Wednesday, February 18, 2009

Super-hearing can be super-annoying

Mum has been known to enjoy superhero comic-books, but their eruption into our daily life is proving rather a chore.

The other night, Pa got home from work at around 10.30pm to find the hall very quiet. He gently let the door clack to, then padded into the bedroom. But it was too late. Mum had been trying to lull Sonny into sleep - and it seemed for a while that she had succeeded. However, though she had hardly heard it herself, the sound of the door being unlocked from outside had apparently resounded like a loud crack for the little fella's super-sense of hearing. His eyes flicked open and he was promptly energised as though ready to go save someone trapped in a burning house (though he dispensed with a too-fast-for-ordinary-eyes costume change into tight-fitting spandex).

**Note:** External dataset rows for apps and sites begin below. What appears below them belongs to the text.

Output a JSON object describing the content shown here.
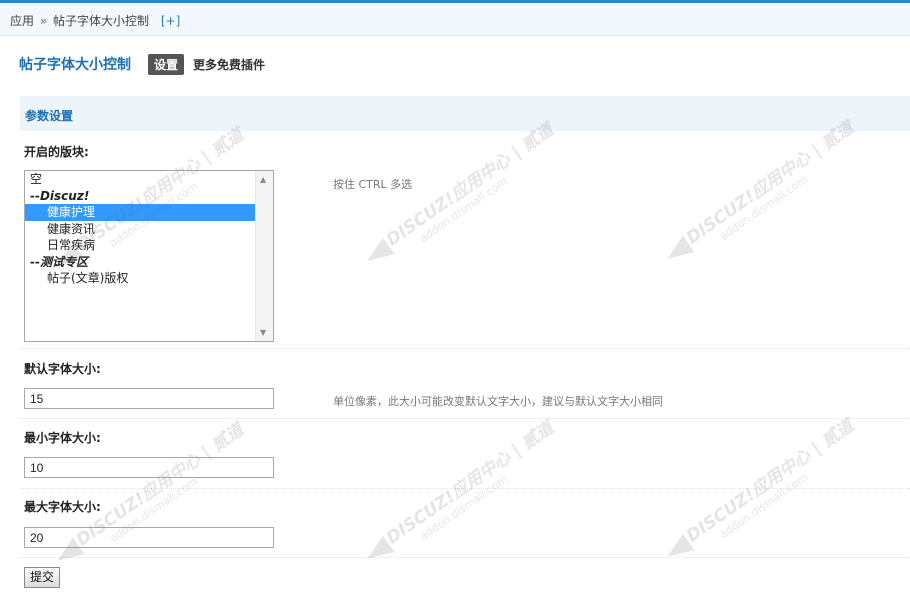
{
  "breadcrumb": {
    "root": "应用",
    "separator": "»",
    "current": "帖子字体大小控制",
    "add": "[+]"
  },
  "plugin": {
    "title": "帖子字体大小控制",
    "tab_settings": "设置",
    "tab_more": "更多免费插件"
  },
  "section": {
    "title": "参数设置"
  },
  "forums": {
    "label": "开启的版块:",
    "hint": "按住 CTRL 多选",
    "options": [
      {
        "text": "空"
      },
      {
        "text": "--Discuz!"
      },
      {
        "text": "健康护理",
        "selected": true
      },
      {
        "text": "健康资讯"
      },
      {
        "text": "日常疾病"
      },
      {
        "text": "--测试专区"
      },
      {
        "text": "帖子(文章)版权"
      }
    ]
  },
  "default_size": {
    "label": "默认字体大小:",
    "value": "15",
    "hint": "单位像素，此大小可能改变默认文字大小，建议与默认文字大小相同"
  },
  "min_size": {
    "label": "最小字体大小:",
    "value": "10"
  },
  "max_size": {
    "label": "最大字体大小:",
    "value": "20"
  },
  "submit": {
    "label": "提交"
  },
  "watermark": {
    "brand": "DISCUZ!应用中心 | 贰道",
    "site": "addon.dismall.com"
  },
  "colors": {
    "accent": "#2b85c5",
    "link": "#1f6fb2",
    "selection": "#3399ff",
    "section_bg": "#edf4fa"
  }
}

To keep the account brief, let's just say Sonny spent the next 15 minutes bouncing mercilessly around the bed, as his parents tried to convince him that it was past bedtime. Superman draws his powers from the sun, but since it was plenty dark, our very own mighty-tot must have been leeching vigour from starlight. In any case, it was clear that certain lessons needed to be learned.

Mum and Pa are now trying to polish up our whispering and sneaking powers, as we remind ourselves that the little fella has gained uncannily acute senses. In order to preserve oases of peace and quiet, once Sonny has drifted off into la-la land, we'll probably have to become used to muttering to each other as though transmitting state secrets and tiptoeing around our place in the manner of cat burglars.

Then again, we're beginning to fight back. Through careful observation, for instance, we've discerned that Sonny isn't necessarily jolted out of stupor and into super-awareness simply by any old sound. He's been known to snooze contentedly while we're at an eatery, with a healthy buzz of conversation all around us. What seems to spook him, rather, is sudden spikes in volume: Presumably, such abrupt variations signal a potential need for a super-rescue. But rather more difficult to get around is Sonny's impossible ability to spot items that he really shouldn't be touching. If, for instance, there is just one toy in the flat that has recently been dropped in the street and needs cleaning, the he can be relied upon to immediately scamper in that direction - intent on a good chew. He'll see right through any attempt to distract him with various legitimate toys, and will bound heedlessly past us to jab purposefully at the TV remote.

How does he do it? We don't know yet, though submissions for research theses are welcome. Meanwhile, we'll just have to draw on our powers of super-patience...